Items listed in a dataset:
•••••
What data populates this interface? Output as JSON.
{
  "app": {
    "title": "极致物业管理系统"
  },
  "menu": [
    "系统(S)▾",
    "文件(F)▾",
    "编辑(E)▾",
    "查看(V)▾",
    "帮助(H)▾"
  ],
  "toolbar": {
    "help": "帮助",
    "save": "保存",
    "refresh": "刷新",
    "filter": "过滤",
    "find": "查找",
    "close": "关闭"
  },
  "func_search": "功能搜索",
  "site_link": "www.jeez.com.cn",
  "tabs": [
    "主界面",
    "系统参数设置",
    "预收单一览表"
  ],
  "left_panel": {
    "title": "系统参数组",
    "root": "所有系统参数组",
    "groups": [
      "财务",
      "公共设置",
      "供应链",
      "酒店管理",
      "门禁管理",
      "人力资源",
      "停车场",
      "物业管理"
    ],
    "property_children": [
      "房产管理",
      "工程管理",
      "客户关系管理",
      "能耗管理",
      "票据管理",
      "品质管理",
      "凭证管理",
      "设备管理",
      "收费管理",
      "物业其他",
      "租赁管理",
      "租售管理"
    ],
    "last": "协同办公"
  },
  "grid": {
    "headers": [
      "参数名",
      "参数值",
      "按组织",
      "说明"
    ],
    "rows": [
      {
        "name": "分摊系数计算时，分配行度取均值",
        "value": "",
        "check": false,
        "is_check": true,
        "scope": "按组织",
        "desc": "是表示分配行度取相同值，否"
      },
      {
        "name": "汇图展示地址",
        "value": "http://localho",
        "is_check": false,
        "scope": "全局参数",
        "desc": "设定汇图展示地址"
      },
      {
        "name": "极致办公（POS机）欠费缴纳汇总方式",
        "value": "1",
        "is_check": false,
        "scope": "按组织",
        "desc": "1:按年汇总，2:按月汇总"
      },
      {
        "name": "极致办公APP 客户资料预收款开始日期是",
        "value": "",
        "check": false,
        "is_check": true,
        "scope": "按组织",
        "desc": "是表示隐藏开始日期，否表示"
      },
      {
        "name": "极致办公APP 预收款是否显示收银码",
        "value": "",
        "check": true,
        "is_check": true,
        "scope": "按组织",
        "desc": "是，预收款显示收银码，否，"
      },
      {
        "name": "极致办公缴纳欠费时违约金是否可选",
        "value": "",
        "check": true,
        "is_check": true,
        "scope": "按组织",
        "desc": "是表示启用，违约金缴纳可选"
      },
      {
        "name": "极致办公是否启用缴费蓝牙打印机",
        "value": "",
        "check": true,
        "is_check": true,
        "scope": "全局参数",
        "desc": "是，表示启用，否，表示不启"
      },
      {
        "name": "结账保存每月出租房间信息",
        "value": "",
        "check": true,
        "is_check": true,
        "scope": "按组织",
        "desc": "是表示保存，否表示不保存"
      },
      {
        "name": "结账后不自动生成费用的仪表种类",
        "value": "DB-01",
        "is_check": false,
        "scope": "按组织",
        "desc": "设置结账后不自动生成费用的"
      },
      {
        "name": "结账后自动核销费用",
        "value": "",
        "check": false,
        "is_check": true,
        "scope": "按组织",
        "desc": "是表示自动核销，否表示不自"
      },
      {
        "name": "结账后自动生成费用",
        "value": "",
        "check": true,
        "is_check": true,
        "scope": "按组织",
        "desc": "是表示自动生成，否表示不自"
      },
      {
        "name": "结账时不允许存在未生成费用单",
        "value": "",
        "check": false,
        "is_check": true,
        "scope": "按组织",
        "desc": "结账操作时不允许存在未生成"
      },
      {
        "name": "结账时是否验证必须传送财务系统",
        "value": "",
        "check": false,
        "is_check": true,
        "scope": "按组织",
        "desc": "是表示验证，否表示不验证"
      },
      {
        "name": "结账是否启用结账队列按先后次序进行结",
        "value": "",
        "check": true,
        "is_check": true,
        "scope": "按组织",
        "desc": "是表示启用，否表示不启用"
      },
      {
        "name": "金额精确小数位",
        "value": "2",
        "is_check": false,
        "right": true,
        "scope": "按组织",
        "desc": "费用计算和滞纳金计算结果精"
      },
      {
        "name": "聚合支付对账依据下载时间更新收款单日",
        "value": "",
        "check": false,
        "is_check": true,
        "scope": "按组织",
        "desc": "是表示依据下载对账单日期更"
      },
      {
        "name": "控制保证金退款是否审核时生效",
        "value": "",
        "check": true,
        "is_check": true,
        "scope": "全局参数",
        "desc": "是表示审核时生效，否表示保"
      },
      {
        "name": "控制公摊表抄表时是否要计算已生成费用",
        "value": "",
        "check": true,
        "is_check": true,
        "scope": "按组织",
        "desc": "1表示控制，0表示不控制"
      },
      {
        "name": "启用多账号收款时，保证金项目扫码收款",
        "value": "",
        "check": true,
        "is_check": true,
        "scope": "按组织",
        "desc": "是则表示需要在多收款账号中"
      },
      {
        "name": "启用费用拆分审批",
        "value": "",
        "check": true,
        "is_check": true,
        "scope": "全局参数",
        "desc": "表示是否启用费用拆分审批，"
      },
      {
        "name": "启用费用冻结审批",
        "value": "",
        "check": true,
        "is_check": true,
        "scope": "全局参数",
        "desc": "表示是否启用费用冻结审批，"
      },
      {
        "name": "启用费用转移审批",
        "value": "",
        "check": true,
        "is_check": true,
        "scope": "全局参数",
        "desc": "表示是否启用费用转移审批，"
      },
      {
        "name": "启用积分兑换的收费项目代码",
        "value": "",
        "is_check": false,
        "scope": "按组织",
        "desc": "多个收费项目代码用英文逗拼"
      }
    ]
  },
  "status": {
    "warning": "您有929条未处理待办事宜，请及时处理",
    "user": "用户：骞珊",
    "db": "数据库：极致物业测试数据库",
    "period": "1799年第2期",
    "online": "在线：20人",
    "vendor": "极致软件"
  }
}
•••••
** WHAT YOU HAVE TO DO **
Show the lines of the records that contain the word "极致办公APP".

** WRITTEN ANSWER **
        "name": "极致办公APP 客户资料预收款开始日期是",
        "name": "极致办公APP 预收款是否显示收银码",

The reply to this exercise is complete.